In my forty-five years behind the chair, I’ve seen first-hand how salon professionals misuse money. The Thrifty Cosmetologist is a program to assist you in keeping more of your hard-earned dollars. Let’s talk about money: how to make it, spend it, save it and make the most. And one day, how to retire successfully.
How you feel about money is hardwired into your mind from messages you heard growing up and peer pressure. I had no idea where money came from or how to manage it. I just went along doing what everybody else was doing, thinking this must be the way.

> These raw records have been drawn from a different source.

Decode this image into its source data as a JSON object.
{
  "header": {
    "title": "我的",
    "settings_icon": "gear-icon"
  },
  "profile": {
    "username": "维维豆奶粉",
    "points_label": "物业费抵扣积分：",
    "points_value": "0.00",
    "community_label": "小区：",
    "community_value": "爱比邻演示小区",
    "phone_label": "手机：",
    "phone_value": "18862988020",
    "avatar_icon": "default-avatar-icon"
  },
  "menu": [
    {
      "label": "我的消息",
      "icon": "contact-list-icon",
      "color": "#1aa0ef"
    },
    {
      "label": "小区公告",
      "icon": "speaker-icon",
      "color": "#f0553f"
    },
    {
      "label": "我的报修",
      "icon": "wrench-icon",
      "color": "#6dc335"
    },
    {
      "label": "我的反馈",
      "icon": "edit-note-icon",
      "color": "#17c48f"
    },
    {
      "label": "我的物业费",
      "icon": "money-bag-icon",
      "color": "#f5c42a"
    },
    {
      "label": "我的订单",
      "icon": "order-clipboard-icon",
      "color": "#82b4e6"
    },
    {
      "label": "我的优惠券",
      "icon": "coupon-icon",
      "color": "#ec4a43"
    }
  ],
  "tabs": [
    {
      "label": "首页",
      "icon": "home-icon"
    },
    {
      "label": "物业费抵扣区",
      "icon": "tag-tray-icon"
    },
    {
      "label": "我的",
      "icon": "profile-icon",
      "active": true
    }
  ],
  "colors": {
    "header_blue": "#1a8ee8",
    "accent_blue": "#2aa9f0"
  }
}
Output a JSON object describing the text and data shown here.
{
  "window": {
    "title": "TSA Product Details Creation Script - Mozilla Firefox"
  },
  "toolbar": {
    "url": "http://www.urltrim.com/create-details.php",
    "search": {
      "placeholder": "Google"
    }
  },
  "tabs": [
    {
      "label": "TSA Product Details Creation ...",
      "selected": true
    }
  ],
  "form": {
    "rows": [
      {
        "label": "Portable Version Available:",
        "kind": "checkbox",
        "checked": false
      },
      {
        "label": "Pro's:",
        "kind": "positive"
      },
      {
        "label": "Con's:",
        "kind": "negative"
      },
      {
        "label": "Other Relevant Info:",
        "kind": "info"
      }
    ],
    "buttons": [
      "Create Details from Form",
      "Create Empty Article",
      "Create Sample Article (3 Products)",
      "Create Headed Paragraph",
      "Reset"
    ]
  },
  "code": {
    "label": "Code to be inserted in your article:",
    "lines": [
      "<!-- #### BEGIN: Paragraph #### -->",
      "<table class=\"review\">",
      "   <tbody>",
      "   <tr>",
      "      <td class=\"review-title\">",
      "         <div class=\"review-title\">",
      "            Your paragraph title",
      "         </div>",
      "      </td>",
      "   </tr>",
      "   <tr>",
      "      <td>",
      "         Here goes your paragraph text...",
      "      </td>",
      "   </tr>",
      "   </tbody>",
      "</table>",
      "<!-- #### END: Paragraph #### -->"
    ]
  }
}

One day, I made an appointment to prepare my taxes. The accountant quickly saw I was misusing my money and said, “Until you choose to understand your money, it won’t matter how much money you make; it will never be enough.” I had no idea what he meant. I slowly started following his advice, and eventually, he proved himself 100% right.
If you are busy making money, paying your bills, and staying afloat, what could be wrong? The best answer is a brief story that repeats in salons all over the country. Meet Alyssa.
Alyssa, like most of us, paid for her school with financial aid. As a student, she charged some of her expenses on a credit card. Alyssa graduated with $15,000 on her student loan and $1,800 on her credit cards. Still, she felt this was OK because she would now start her job and pay it off.
Her first job didn’t cover monthly expenses. So, she charged a few more expenses on her credit cards. After a year of working, Alyssa still owed them a $15,000 student loan with a $104-month payment. (takes 15 years to pay off with a total of $3,206 in interest). And $5500 on her credit card with a minimum amount of $74 (takes 18 years to pay off with a total of $ 9,774). Triple what she borrowed.
One day on a hiking trip, Alyssa hurt her foot, she thought it sprained, but it was broken. She didn’t work for the next six weeks and then only a couple of hours a day. She went through her savings, she maxed out her credit cards, and then fell behind on her monthly expenses--this is when Alyssa called me.
Unfortunately, it took a bad experience for Alyssa to understand the difference between making money and building wealth. Regardless of Alyssa’s income, she was living paycheck to paycheck. If one paycheck fails, she needs to borrow money and begin building debt. The chances of a money emergency are very real for us all. Within the past year, 28% of people experienced a financial emergency. That’s one out of every three of us.
I invite you to join me every month to learn more about how to make the most of your money. What will you learn in the coming months if you follow The Thrifty Cosmetologist?
- Where your money goes
- How to choose between needs, wants
- To look after your needs first
- Difference between making money & wealth building.
- The Tiny Steps to saving and building wealth
- How to diversify your income
- How to control your spending
- How to pay off the money you owe
- How to start creating your rainy-day fund
- The 30-day Thrifty Challenge
I write from my personal experience. Check with your financial planner before you implement ideas from the Thrifty Cosmetologist.
Carlos Valenzuela is a Hairdresser, author, personal development coach, ex-salon & beauty school owner. His focus is guiding salon professionals to a more fulfilling career & lifestyle. visit carlos-valenzuela.com email: firstname.lastname@example.org